If plagiarism is detected, the student will not receive any points for the assignment and face the possible consequence of failure in the course.
MORE DETAILED INFORMATION IS IN THE SYLLABUS
ALL ASSIGNMENT DUE DATES ARE IN THE ASSIGNMENTS AND DUE DATES SCHEDULE LINKED AT THE BOTTOM OF THIS PAGE.
FIRST DATE OF CLASS: January 14 NO CLASS MEETING: January 21 (Martin Luther King, Jr. Day) NO CLASS MEETING: February 18 (Professional Day) MIDTERM EXAM: March 6 NO CLASS MEETINGS: March 18 and 20 (Spring Break) LAST LESSON MEETING: May 15 FINAL EXAM: May 22 (8:00am - 9:45am) FINAL GRADES POSTED BY: June 3 (11:59pm)
ESSENTIALS OF CRIMINAL LAW (11th edition) by Neil Chamelin and Andrew Thomas ISBN 978-0-511057-7
Rentals and ebooks are available
There is a copy available at the Reserve Desk in Doyle Library (Call #: KF9219.85.C475 2012 PC)
Consistent attendance and active participation will benefit and enhance your learning experience. Material from class discussions will assist you in completing the exams and assignments. Develop a network of classmates to share notes and handouts with you in case you are unavoidably absent.
Per District policy an instructor may be drop a student from the course for missing 10% of the total class hours or four classes. This generally happens at the beginning of the semester.
However, it is your responsibility to withdraw or drop from a class if you choose to stop attending during the semester.
Tests and Exams
There is a midterm exam and a final exam for this course. You will need a Scantron-type scoring form for each exam, which are multiple-choice and true-false in structure.
Late or "make-up" unit exams are discouraged and points will be deducted (up to half a grade). The make-up exam must be taken before the beginning of the next scheduled class meeting. All late unit exams must be scheduled in advance with the instructor. No late exams are administered for the final exam.
If you have academic accommodations for exam taking, you are responsible for scheduling the exams in advance for administration on the class exam days with DRD.
Any academic dishonesty such as cheating or copying will result in a failing grade on that exam.
Further information on exams and academic integrity is in the course syllabus.
GRADING SCALE: 90%-100% = A 80%-89% = B 70%-79% = C 60%-69% = D <1%-59% = F
All assignments will be submitted through the electronic system Turnitin.com. Using this feature reduces paper and copying while securely maintaining all of your assignment submissions.

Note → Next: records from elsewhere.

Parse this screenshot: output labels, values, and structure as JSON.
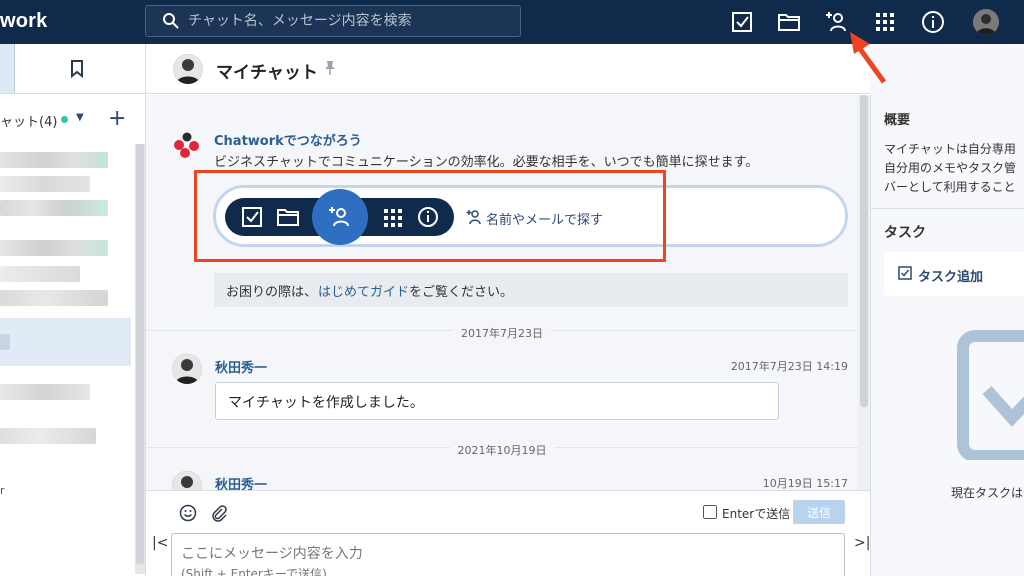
{
  "app": {
    "logo_text": "work"
  },
  "search": {
    "placeholder": "チャット名、メッセージ内容を検索"
  },
  "topbar_icons": [
    "task-icon",
    "folder-icon",
    "add-contact-icon",
    "apps-grid-icon",
    "info-icon",
    "user-avatar"
  ],
  "sidebar": {
    "header_label": "ャット(4)",
    "footer_fragment": "r"
  },
  "room": {
    "title": "マイチャット"
  },
  "welcome": {
    "title": "Chatworkでつながろう",
    "description": "ビジネスチャットでコミュニケーションの効率化。必要な相手を、いつでも簡単に探せます。",
    "find_link": "名前やメールで探す"
  },
  "guide": {
    "prefix": "お困りの際は、",
    "link": "はじめてガイド",
    "suffix": "をご覧ください。"
  },
  "timeline": {
    "date_separators": [
      "2017年7月23日",
      "2021年10月19日"
    ],
    "messages": [
      {
        "author": "秋田秀一",
        "timestamp": "2017年7月23日 14:19",
        "body": "マイチャットを作成しました。"
      },
      {
        "author": "秋田秀一",
        "timestamp": "10月19日 15:17",
        "body": ""
      }
    ]
  },
  "composer": {
    "enter_to_send_label": "Enterで送信",
    "enter_to_send_checked": false,
    "send_label": "送信",
    "placeholder_line1": "ここにメッセージ内容を入力",
    "placeholder_line2": "(Shift + Enterキーで送信)"
  },
  "right_panel": {
    "overview_title": "概要",
    "overview_lines": [
      "マイチャットは自分専用",
      "自分用のメモやタスク管",
      "バーとして利用すること"
    ],
    "task_title": "タスク",
    "task_add_label": "タスク追加",
    "no_task_text": "現在タスクは"
  },
  "colors": {
    "topbar": "#0f2a4a",
    "accent": "#2f6fc1",
    "highlight_annotation": "#ee4422"
  }
}
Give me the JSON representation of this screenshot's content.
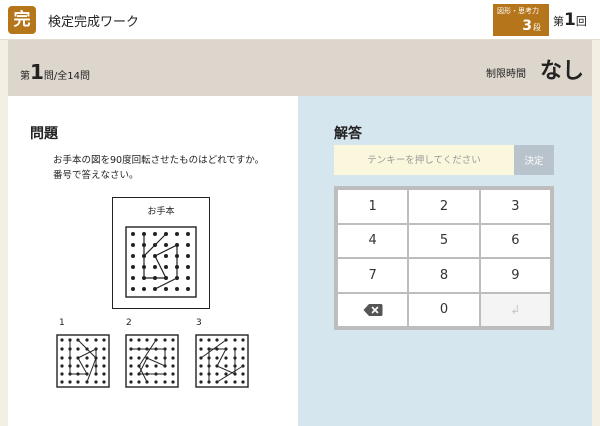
{
  "header": {
    "app_badge": "完",
    "title": "検定完成ワーク",
    "category": "図形・思考力",
    "level_number": "3",
    "level_unit": "段",
    "round_prefix": "第",
    "round_number": "1",
    "round_suffix": "回"
  },
  "progress": {
    "prefix": "第",
    "current": "1",
    "mid": "問/全",
    "total": "14",
    "suffix": "問",
    "time_label": "制限時間",
    "time_value": "なし"
  },
  "question": {
    "heading": "問題",
    "text_line1": "お手本の図を90度回転させたものはどれですか。",
    "text_line2": "番号で答えなさい。",
    "model_label": "お手本",
    "options": [
      "1",
      "2",
      "3"
    ]
  },
  "answer": {
    "heading": "解答",
    "placeholder": "テンキーを押してください",
    "submit_label": "決定",
    "keys": [
      "1",
      "2",
      "3",
      "4",
      "5",
      "6",
      "7",
      "8",
      "9",
      "0"
    ]
  },
  "icons": {
    "backspace": "backspace-icon",
    "enter": "enter-icon"
  },
  "colors": {
    "brand": "#b5761b",
    "answer_bg": "#d6e6ef",
    "info_bg": "#ddd6cc",
    "input_bg": "#fbf7dd",
    "submit_bg": "#b8c3cc"
  }
}
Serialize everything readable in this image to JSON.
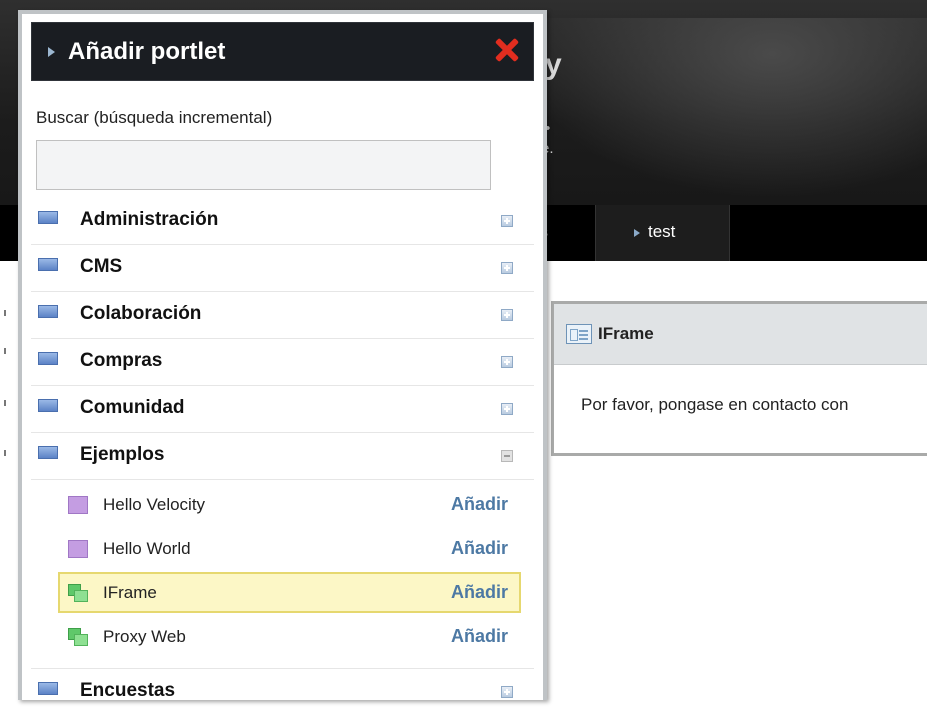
{
  "background": {
    "nav_tab_partial": "s",
    "nav_tab_test": "test",
    "header_fragment_e": "e.",
    "header_fragment_letter": "y",
    "iframe_portlet": {
      "title": "IFrame",
      "body_text": "Por favor, pongase en contacto con"
    }
  },
  "add_portlet_panel": {
    "title": "Añadir portlet",
    "search": {
      "label": "Buscar (búsqueda incremental)",
      "value": "",
      "placeholder": ""
    },
    "categories": [
      {
        "label": "Administración",
        "toggle": "plus"
      },
      {
        "label": "CMS",
        "toggle": "plus"
      },
      {
        "label": "Colaboración",
        "toggle": "plus"
      },
      {
        "label": "Compras",
        "toggle": "plus"
      },
      {
        "label": "Comunidad",
        "toggle": "plus"
      },
      {
        "label": "Ejemplos",
        "toggle": "minus",
        "expanded": true
      },
      {
        "label": "Encuestas",
        "toggle": "plus"
      }
    ],
    "ejemplos_portlets": [
      {
        "label": "Hello Velocity",
        "add_label": "Añadir",
        "icon": "purple-portlet-icon"
      },
      {
        "label": "Hello World",
        "add_label": "Añadir",
        "icon": "purple-portlet-icon"
      },
      {
        "label": "IFrame",
        "add_label": "Añadir",
        "icon": "green-portlet-icon",
        "selected": true
      },
      {
        "label": "Proxy Web",
        "add_label": "Añadir",
        "icon": "green-portlet-icon"
      }
    ]
  },
  "colors": {
    "panel_header_bg": "#1a1d22",
    "close_red": "#e22d1f",
    "add_link": "#4d79a4",
    "selected_row_bg": "#fcf7c6",
    "selected_row_border": "#e6d86f"
  }
}
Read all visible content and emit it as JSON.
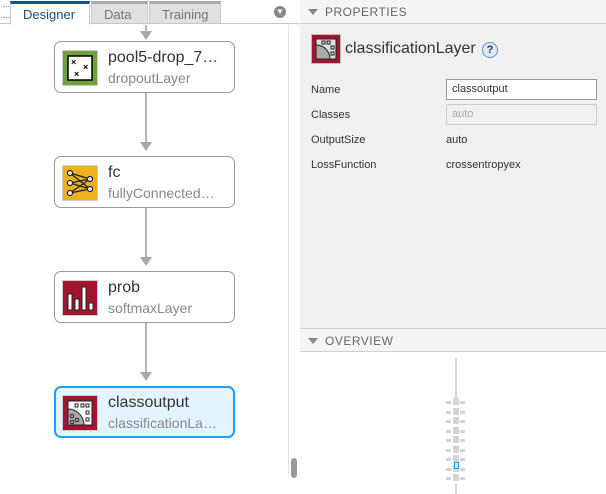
{
  "tabs": [
    {
      "label": "Designer"
    },
    {
      "label": "Data"
    },
    {
      "label": "Training"
    }
  ],
  "nodes": [
    {
      "name": "pool5-drop_7…",
      "type": "dropoutLayer",
      "icon": "dropout-icon",
      "color": "#6fa23a"
    },
    {
      "name": "fc",
      "type": "fullyConnected…",
      "icon": "fully-connected-icon",
      "color": "#edb120"
    },
    {
      "name": "prob",
      "type": "softmaxLayer",
      "icon": "softmax-icon",
      "color": "#a2142f"
    },
    {
      "name": "classoutput",
      "type": "classificationLa…",
      "icon": "classification-icon",
      "color": "#a2142f",
      "selected": true
    }
  ],
  "properties": {
    "header": "PROPERTIES",
    "layer_type": "classificationLayer",
    "help": "?",
    "rows": [
      {
        "label": "Name",
        "value": "classoutput",
        "kind": "input"
      },
      {
        "label": "Classes",
        "value": "auto",
        "kind": "disabled"
      },
      {
        "label": "OutputSize",
        "value": "auto",
        "kind": "text"
      },
      {
        "label": "LossFunction",
        "value": "crossentropyex",
        "kind": "text"
      }
    ]
  },
  "overview": {
    "header": "OVERVIEW"
  },
  "colors": {
    "accent": "#1ea1ef",
    "tab_active": "#0b4e9a"
  }
}
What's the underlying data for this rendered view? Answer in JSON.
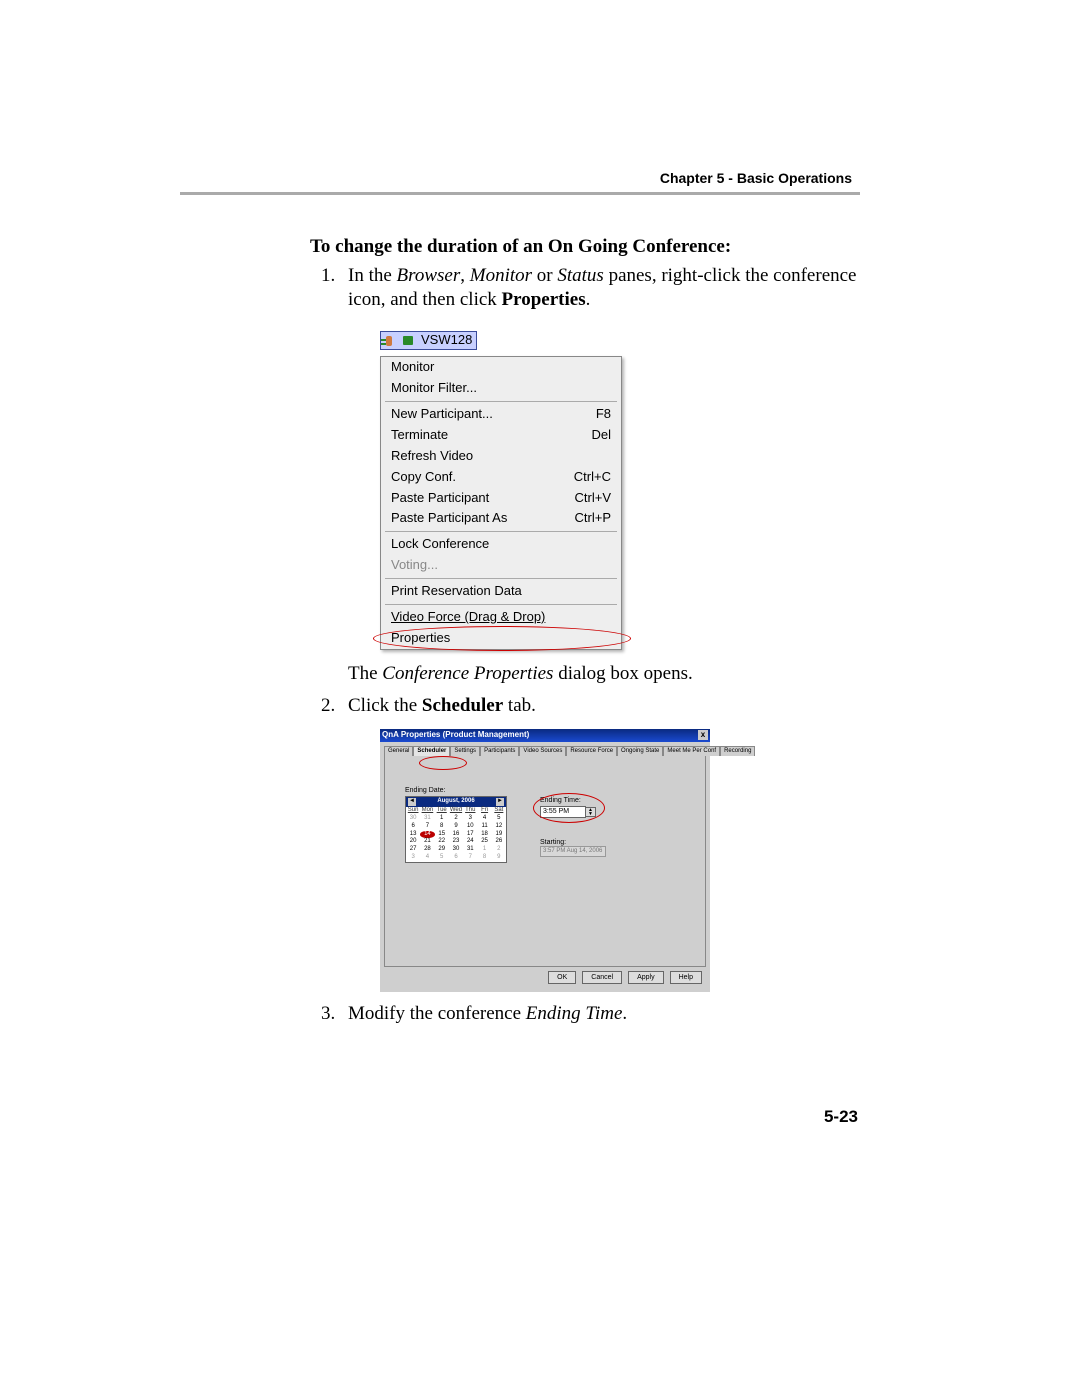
{
  "header": {
    "chapter": "Chapter 5 - Basic Operations"
  },
  "heading": "To change the duration of an On Going Conference:",
  "step1": {
    "pre": "In the ",
    "em1": "Browser",
    "sep1": ", ",
    "em2": "Monitor",
    "sep2": " or ",
    "em3": "Status",
    "post1": " panes, right-click the conference icon, and then click ",
    "bold": "Properties",
    "post2": "."
  },
  "after1": {
    "pre": "The ",
    "em": "Conference Properties",
    "post": " dialog box opens."
  },
  "step2": {
    "pre": "Click the ",
    "bold": "Scheduler",
    "post": " tab."
  },
  "step3": {
    "pre": "Modify the conference ",
    "em": "Ending Time",
    "post": "."
  },
  "context_menu": {
    "node_label": "VSW128",
    "items": [
      {
        "label": "Monitor",
        "shortcut": "",
        "disabled": false
      },
      {
        "label": "Monitor Filter...",
        "shortcut": "",
        "disabled": false
      }
    ],
    "items2": [
      {
        "label": "New Participant...",
        "shortcut": "F8",
        "disabled": false
      },
      {
        "label": "Terminate",
        "shortcut": "Del",
        "disabled": false
      },
      {
        "label": "Refresh Video",
        "shortcut": "",
        "disabled": false
      },
      {
        "label": "Copy Conf.",
        "shortcut": "Ctrl+C",
        "disabled": false
      },
      {
        "label": "Paste Participant",
        "shortcut": "Ctrl+V",
        "disabled": false
      },
      {
        "label": "Paste Participant As",
        "shortcut": "Ctrl+P",
        "disabled": false
      }
    ],
    "items3": [
      {
        "label": "Lock Conference",
        "shortcut": "",
        "disabled": false
      },
      {
        "label": "Voting...",
        "shortcut": "",
        "disabled": true
      }
    ],
    "items4": [
      {
        "label": "Print Reservation Data",
        "shortcut": "",
        "disabled": false
      }
    ],
    "items5": [
      {
        "label": "Video Force (Drag & Drop)",
        "shortcut": "",
        "disabled": false,
        "underline": true
      },
      {
        "label": "Properties",
        "shortcut": "",
        "disabled": false,
        "circled": true
      }
    ]
  },
  "dialog": {
    "title": "QnA Properties (Product Management)",
    "tabs": [
      "General",
      "Scheduler",
      "Settings",
      "Participants",
      "Video Sources",
      "Resource Force",
      "Ongoing State",
      "Meet Me Per Conf",
      "Recording"
    ],
    "active_tab": 1,
    "ending_date_label": "Ending Date:",
    "calendar": {
      "month": "August, 2006",
      "dow": [
        "Sun",
        "Mon",
        "Tue",
        "Wed",
        "Thu",
        "Fri",
        "Sat"
      ],
      "rows": [
        [
          "30",
          "31",
          "1",
          "2",
          "3",
          "4",
          "5"
        ],
        [
          "6",
          "7",
          "8",
          "9",
          "10",
          "11",
          "12"
        ],
        [
          "13",
          "14",
          "15",
          "16",
          "17",
          "18",
          "19"
        ],
        [
          "20",
          "21",
          "22",
          "23",
          "24",
          "25",
          "26"
        ],
        [
          "27",
          "28",
          "29",
          "30",
          "31",
          "1",
          "2"
        ],
        [
          "3",
          "4",
          "5",
          "6",
          "7",
          "8",
          "9"
        ]
      ],
      "dim_first": 2,
      "dim_last_start": 31,
      "today": "14"
    },
    "ending_time_label": "Ending Time:",
    "ending_time_value": "3:55 PM",
    "starting_label": "Starting:",
    "starting_value": "3:57 PM Aug 14, 2006",
    "buttons": [
      "OK",
      "Cancel",
      "Apply",
      "Help"
    ]
  },
  "page_number": "5-23"
}
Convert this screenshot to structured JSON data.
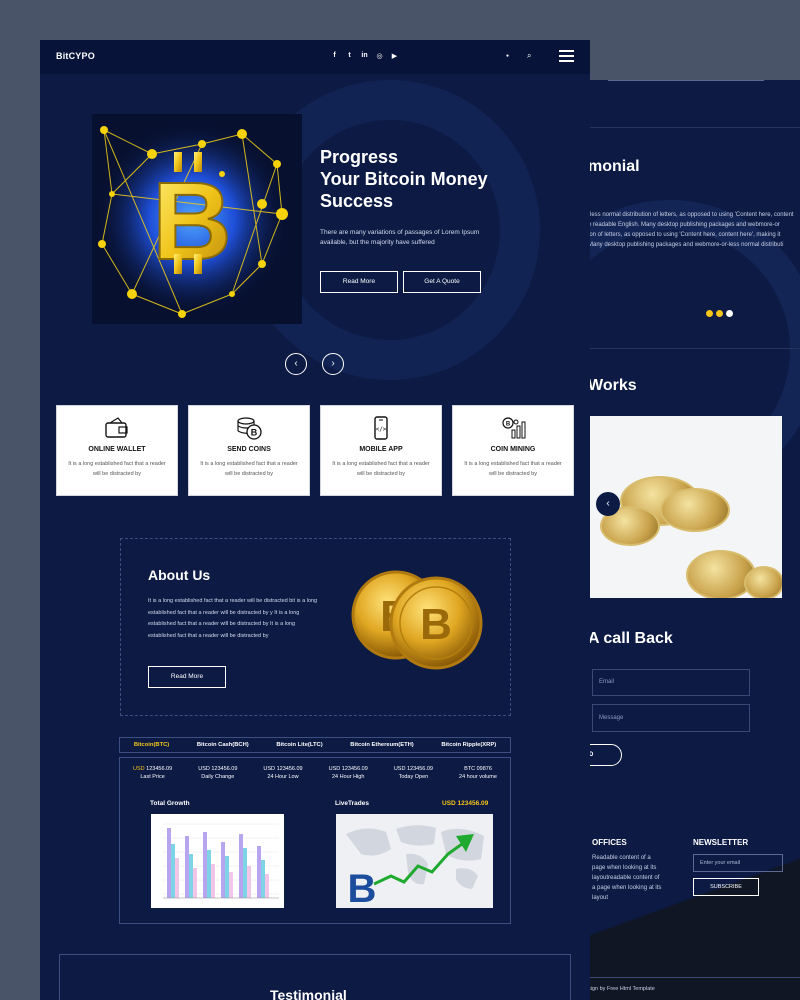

Additionally, you will have access to the grade book feature and have the ability to monitor your grades in the course.
This is the homepage for one section of AJ 22 at Santa Rosa Junior College.
Information on this page applies to this particular section and has been placed here by the instructor of this section.
Other sections of this course might be taught by different instructors, might be delivered by different means
(such as in the classroom, on the Internet, or via television), and in any event might not use the same information presented on this page.
For a full listing of all sections of this course, visit the
complete schedule of classes.
You must be a Santa Rosa Junior College student in order to take any section of this course.
If you are not already an SRJC student, you must first apply for admission to the college.
After you have been admitted to SRJC, then you must officially enroll in this course through
the Admissions and Records Department. Read the SRJC Online Orientation for more information on eligibility, registration, fees, etc.
SRJC is committed to making courses accessible to students with disabilities. If you experience difficulty with accessing required or reasonably necessary
course materials, please contact the instructor or the Disability Resources Department.